All children who are baptized and die before they are an age where they could have committed a sin are in heaven.
The term “Saint” simply means someone who is in heaven.
Conclusion: Based on 1 and 2 above it should be correct to refer to such a child who passed as “Saint (insert name)”
Is this acceptable?
On a related note it would also seem to be the case that someone like Christoph Probst, (of the White Rose) who asked to be baptized right before he was executed would be a saint. Although I suppose here it is possible he may have had some evil thoughts between the time of his baptism and death.
Lower case “s” saint means anyone who is in heaven, and while baptized children who are obviously under the age of reason get a “pass,” nobody else does - and yet we will still pray for those children’s souls, since charity needs to be perfected in order to enter Heaven (which is done through purgation - think of all the disordered attachments children are born with). Upper case “S” Saint means someone who lived a life of heroic virtue held out as a dependable example to the universal Church for imitation in the moral and spiritual life. It is not appropriate then to refer to anyone but those whom the Church canonizes as “Saint” so and so.
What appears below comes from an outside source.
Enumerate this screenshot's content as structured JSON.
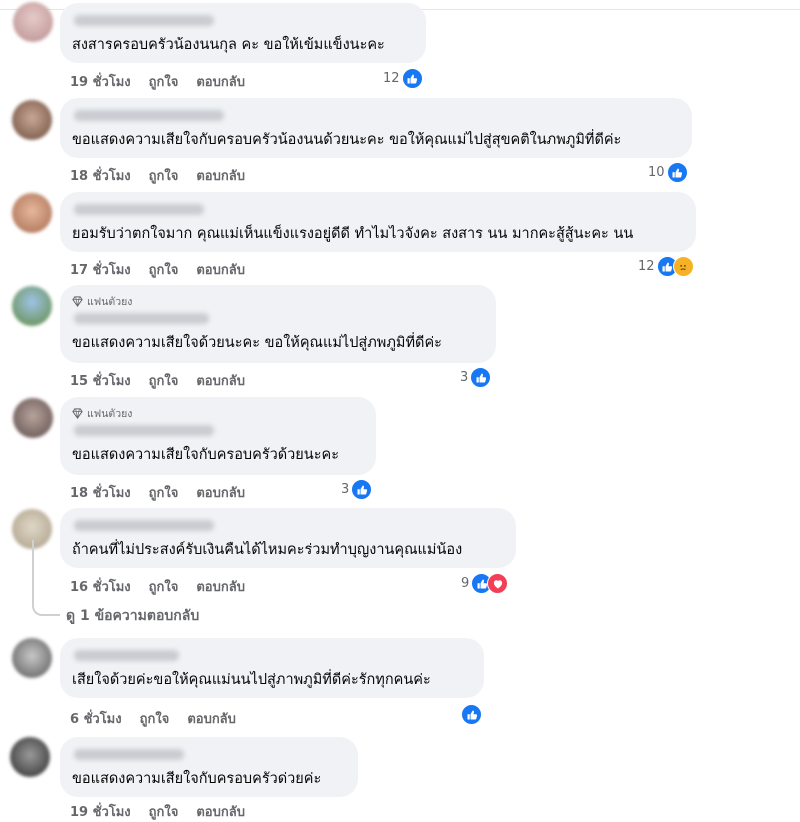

We cannot know the ultimate fate of anyone except those the Church declares a saint. However, given the life of this man, his baptism on the day he was executed, I would say it’s a pretty good bet that he was saved. He may be in purgatory or in heaven. We cannot say for certain. However, any man willing to lay down his life against the horrors brought about by Hitler and the Nazis is very unlikely to have died with “evil thoughts” in his mind.
It is best if we concern ourselves with our own interior disposition rather than wondering about those of such noble persons as Christoph Probst, don’t you think?
I suppose I took that for granted - minus the qualification of “mortal sin,” which would not mean purgation but Hell (without perfect contrition of course). Venial sins get us landed in purgatory, inasmuch as they manifest disordered attachment to the world (having sullied charity). So a baptized adult who commits NO sin or perfectly satisfies for all of his sin goes straight to Heaven.
Actually the bigger problem with what I said is that children without sin need purgation. That was condemned in Exsurge Domine. Denzinger #743. It is merely an inclination to sin without any true spiritual attachment, so these children do indeed go straight to Heaven.
Everyone thanks for posting. Based on what I read (especially e.c.s last point, then there is no question that baptized infants who die before the age they can sin are indeed Saints. The church perhaps does not even need to declare them as Saints for us to know this.
Nevertheless calling them a Saint (insert name) might be confusing because that is generally reserved for those who have been canonized or were considered saints before the canonization process was established. But in light of Church teaching it would be entirely accurate to call them saints.
Perhaps this has been mentioned, but we have a holy day to remember all such saints called “All Saints Day.” It is the commemoration of all those in heaven, declared, and especially those undeclared.
The process of having someone declared a saint is a lengthy one, and can be costly, too. Most families don’t have the resources or the money to have their loved one’s life examined for sainthood. Usually this is done by religious orders and dioceses for those they feel deserve this privilege.
Although we can’t know the names of all the saints in heaven now, we can be sure there are millions who intercede for us before God. I daily call on all the saints to pray for me and my loved ones. It’s a great practice, which recognizes their wonderful contribution to our salvation.